The world is a dramatically different place today than it was last year this time. The ever-present threat of COVID-19 has driven many Americans into their homes in quarantine from their normal routine. During this quarantine, many people have found new hobbies and spent more time with their loved ones. These, along with minimizing our personal risk of catching Coronavirus, are some of the great benefits of the forced slow down we have found ourselves in. On the other hand, quarantine has had some negative side effects that contribute to diminishing heart health.
Millions of people suffer from a heart attack every year in the United States. It is a highly common and sometimes deadly medical emergency that occurs when blood flow to the heart is blocked. This lack of blood flow can cause the heart muscle to die. Many heart attack patients report similar symptoms including but not limited to tightness and pain in the chest, neck, and arm, lightheadedness, and an abnormal heartbeat. Sometimes women report different symptoms from men.
You may be wondering what quarantine has to do with your risk of heart attack, and the answer is simple. Quarantine has thrown all of our lives for a loop and when we lose our grasp on our routines it can be easy to lose sight of the healthy habits that keep us from the risk of heart attacks.
Stress is a major factor in the declining heart health of the American public. One of the main ways in which stress can lead to a higher risk of heart attack is by increasing your blood pressure. Do you know the feeling of being stressed and feeling your heart pound and the onset of a headache? Those symptoms are linked to an increase in blood pressure that, over time, can have a profoundly negative impact on your heart health. As your heart bears the extra pressure being brought on by stress, the muscle itself becomes weaker until eventually it gives up and you experience a heart attack.

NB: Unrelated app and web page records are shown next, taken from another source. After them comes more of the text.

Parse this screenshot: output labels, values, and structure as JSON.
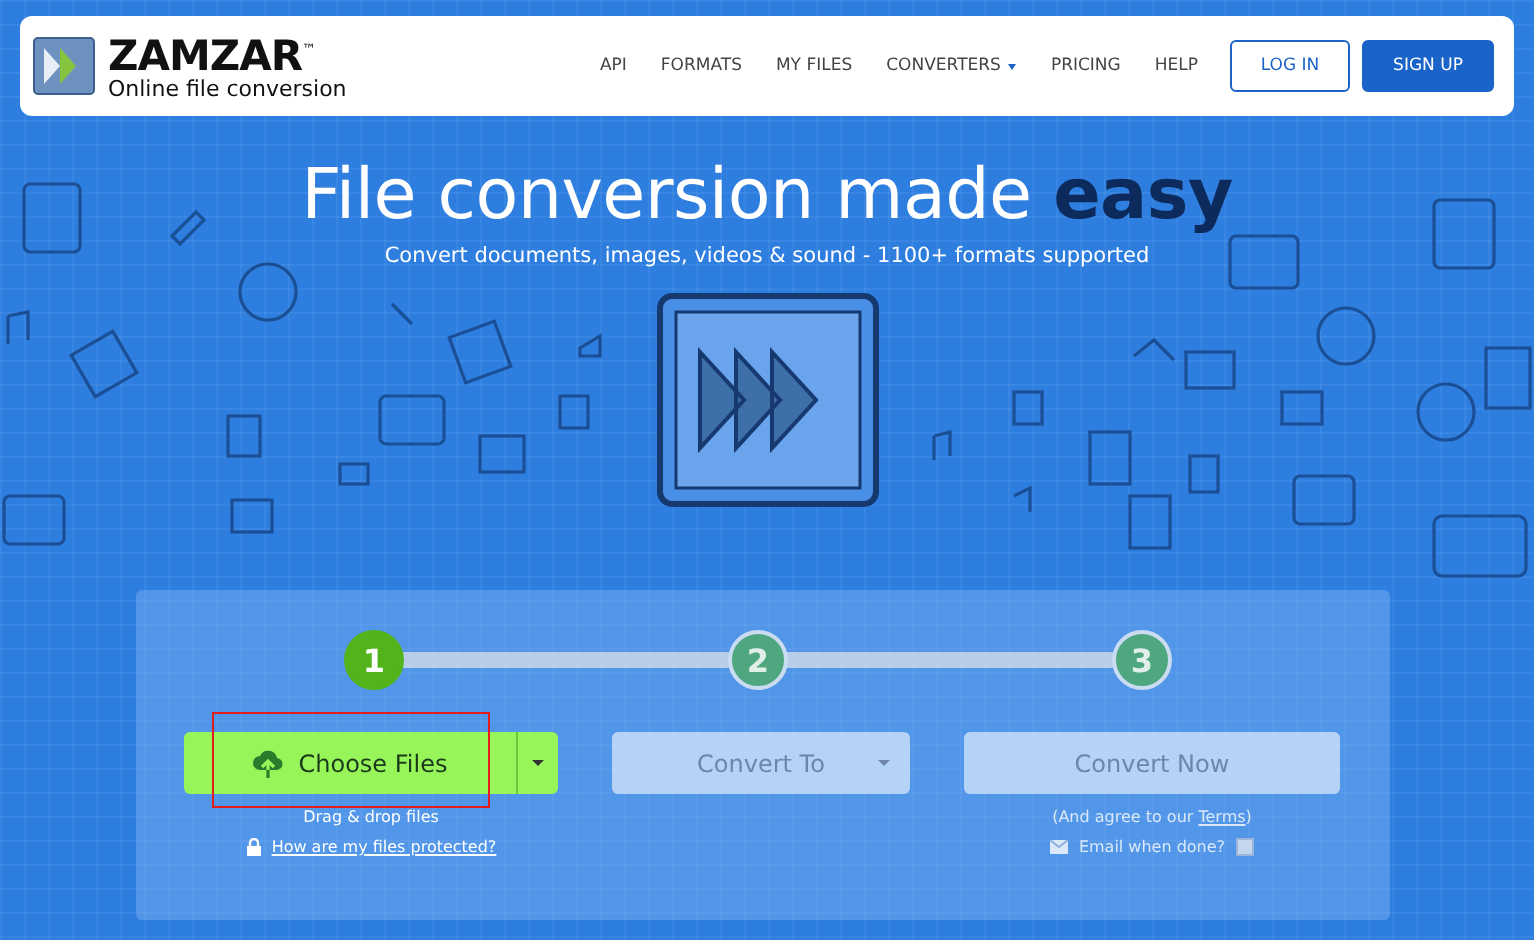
{
  "logo": {
    "name": "ZAMZAR$^{™}$",
    "tagline": "Online file conversion"
  },
  "nav": {
    "links": [
      {
        "label": "API",
        "dropdown": false
      },
      {
        "label": "FORMATS",
        "dropdown": false
      },
      {
        "label": "MY FILES",
        "dropdown": false
      },
      {
        "label": "CONVERTERS",
        "dropdown": true
      },
      {
        "label": "PRICING",
        "dropdown": false
      },
      {
        "label": "HELP",
        "dropdown": false
      }
    ],
    "login": "LOG IN",
    "signup": "SIGN UP"
  },
  "hero": {
    "title": "File conversion made **easy**",
    "subtitle": "Convert documents, images, videos & sound - 1100+ formats supported"
  },
  "steps": [
    {
      "number": "1",
      "selected": true
    },
    {
      "number": "2",
      "selected": false
    },
    {
      "number": "3",
      "selected": false
    }
  ],
  "choose": {
    "label": "Choose Files",
    "hint": "Drag & drop files",
    "protect_link": "How are my files protected?",
    "highlighted": true
  },
  "convert_to": {
    "label": "Convert To",
    "disabled": true
  },
  "convert_now": {
    "label": "Convert Now",
    "disabled": true,
    "terms": "(And agree to our ",
    "terms_link": "Terms",
    "terms_end": ")",
    "email_label": "Email when done?",
    "email_checked": false
  }
}
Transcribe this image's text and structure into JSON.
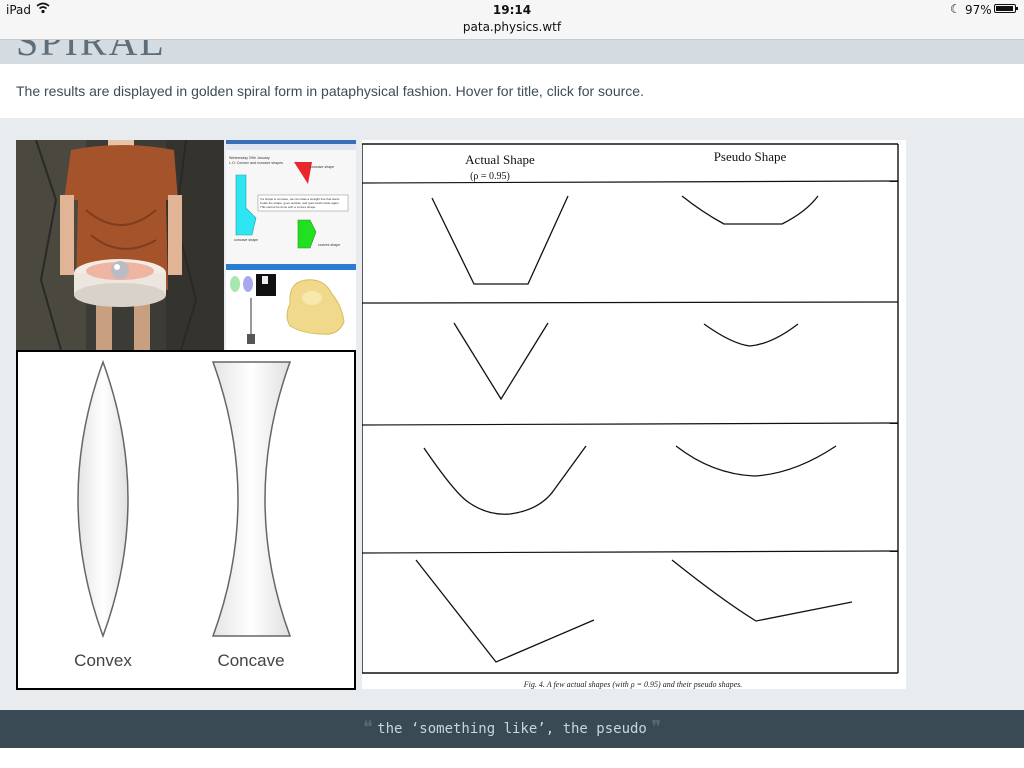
{
  "status_bar": {
    "device": "iPad",
    "time": "19:14",
    "url": "pata.physics.wtf",
    "battery": "97%",
    "battery_level": 0.97,
    "icons": [
      "wifi-icon",
      "moon-icon",
      "battery-icon"
    ]
  },
  "page": {
    "heading_partial": "SPIRAL",
    "intro": "The results are displayed in golden spiral form in pataphysical fashion. Hover for title, click for source."
  },
  "mosaic": {
    "concave_screen": {
      "title": "Wednesday 29th January",
      "subtitle": "L.O: Convex and concave shapes",
      "shape_label_top": "concave shape",
      "shape_label_left": "concave shape",
      "shape_label_right": "convex shape",
      "note": "If a shape is concave, we can draw a straight line that starts inside the shape, goes outside, and goes back inside again. This cannot be done with a convex shape."
    },
    "lens": {
      "convex_label": "Convex",
      "concave_label": "Concave"
    },
    "shapes_figure": {
      "col_actual": "Actual  Shape",
      "col_actual_sub": "(ρ  =  0.95)",
      "col_pseudo": "Pseudo  Shape",
      "caption": "Fig. 4.  A few actual shapes (with ρ = 0.95) and their pseudo shapes."
    }
  },
  "quote": {
    "open": "❝",
    "text": "the ‘something like’, the pseudo",
    "close": "❞"
  },
  "colors": {
    "quote_bar": "#3a4a54",
    "heading_band": "#d5dce1",
    "intro_text": "#3d4c56"
  }
}
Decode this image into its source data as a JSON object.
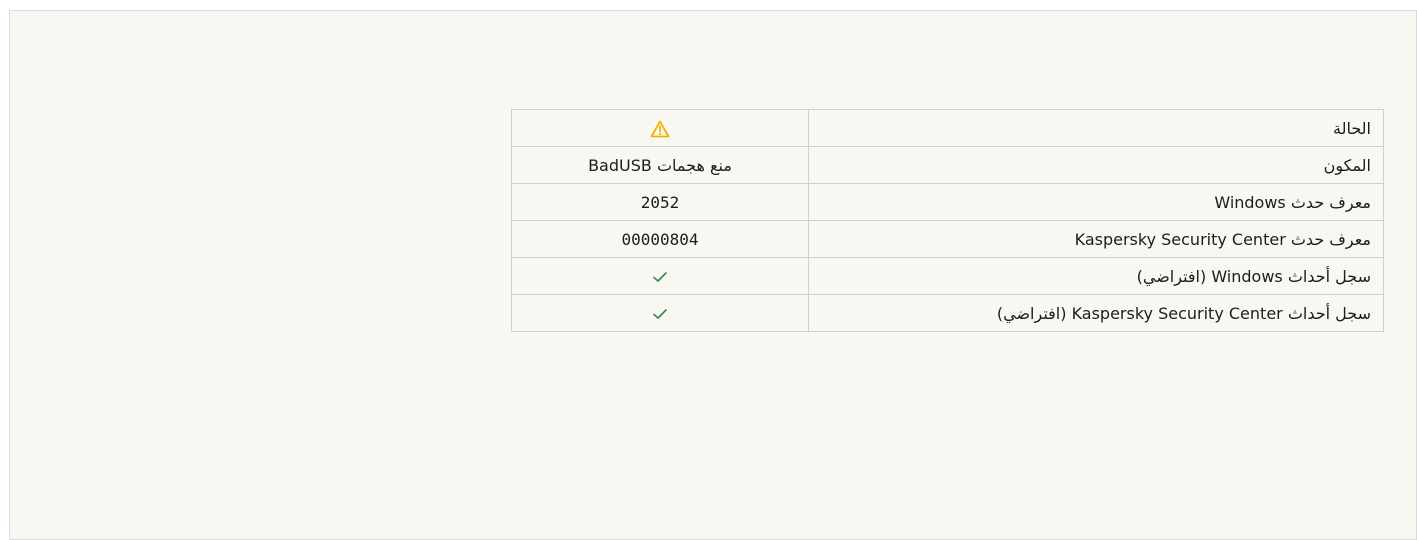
{
  "colors": {
    "panel_background": "#f8f7f1",
    "border": "#cfcfcf",
    "warning": "#f0b400",
    "check": "#2e8b57"
  },
  "rows": [
    {
      "label": "الحالة",
      "value_icon": "warning-icon"
    },
    {
      "label": "المكون",
      "value": "منع هجمات BadUSB"
    },
    {
      "label": "معرف حدث Windows",
      "value": "2052"
    },
    {
      "label": "معرف حدث Kaspersky Security Center",
      "value": "00000804"
    },
    {
      "label": "سجل أحداث Windows (افتراضي)",
      "value_icon": "checkmark-icon"
    },
    {
      "label": "سجل أحداث Kaspersky Security Center (افتراضي)",
      "value_icon": "checkmark-icon"
    }
  ]
}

Even though we find ourselves in bizarre circumstances, you don’t have to give in to the stresses the world is heaping on you. Take note of the things in your life that are causing extra stress and see what you can do to mitigate those issues to prevent a heart attack. For instance, the 24/7 news cycle is highly stressful for many people. Watch as much news as you need to remain informed and then turn the television off. Better yet, read the newspaper! Additionally, many heart attack survivors express the stress-relieving benefit of meditation which can be practiced from the safety of your own home.
Common Dietary Backsliding
When you found out that you were at risk for a heart attack you probably did your best to clean up your diet. This is common for many of our patients and has a profound effect on your long term health. Unfortunately, in the face of disaster, it’s very common for patients to revert to their poor dietary habits.
Have you found yourself eating foods you thought you had moved away from? Are you snacking on salty treats throughout the day, or consuming alcohol or drugs to cope with quarantine? You’re not alone, it’s very common for people to revert to bad habits when life begins to feel unbearable. However, we urge you to address your dietary habits as soon as possible to avoid suffering a heart attack.
Instead of stocking up on ready-made meals, why not use this time to become more proficient at cooking healthy and delicious meals for your family? Not only are you reducing your own heart attack risk, but you’re promoting healthy dietary habits for future generations. You can buy a cookbook or even search online for free heart-healthy recipes. When you treat heart-healthy cooking like a fun hobby it makes preventing a heart attack fun!
Sitting Idly at Home
A lot of people around the world have been confined to their homes to some degree for most of 2020. That means fewer people are going to the gym or joining group fitness classes. Even walking around the mall is less safe now than before. However, this is no excuse to be idle. It is a common misconception that the only way to get exercise is through traditional fitness. You can get just as much benefit from going on a daily walk, and while you may not want to go to the gym, no one can stop you from strolling the streets of your neighborhood.
Walking isn’t your only option. If you have a pool at your home, you can get some excellent, heart healthy exercise moving around in the water. Gardening is another relaxing and simple way to get your blood moving and reduce your risk of having a heart attack. The opportunities for exercise are only limited by your own imagination. Come up with a list of things you enjoy doing that elevates your heart rate. Whether you’re chasing your children or grandchildren around the back yard, or investing in an exercise bike for your home. The important thing is that you exercise, not how you choose to do it.
2020 has so far been quite a doozy, let’s not add having a heart attack to the list. It looks like it will be some time before life goes back to normal, so it’s high time we start adjusting our current lives. The examples above are just some of the simple things you can do to invest in your own heart health and reduce your risk of a heart attack. If you would like more information, or would like help determining your current heart attack risk, contact us today.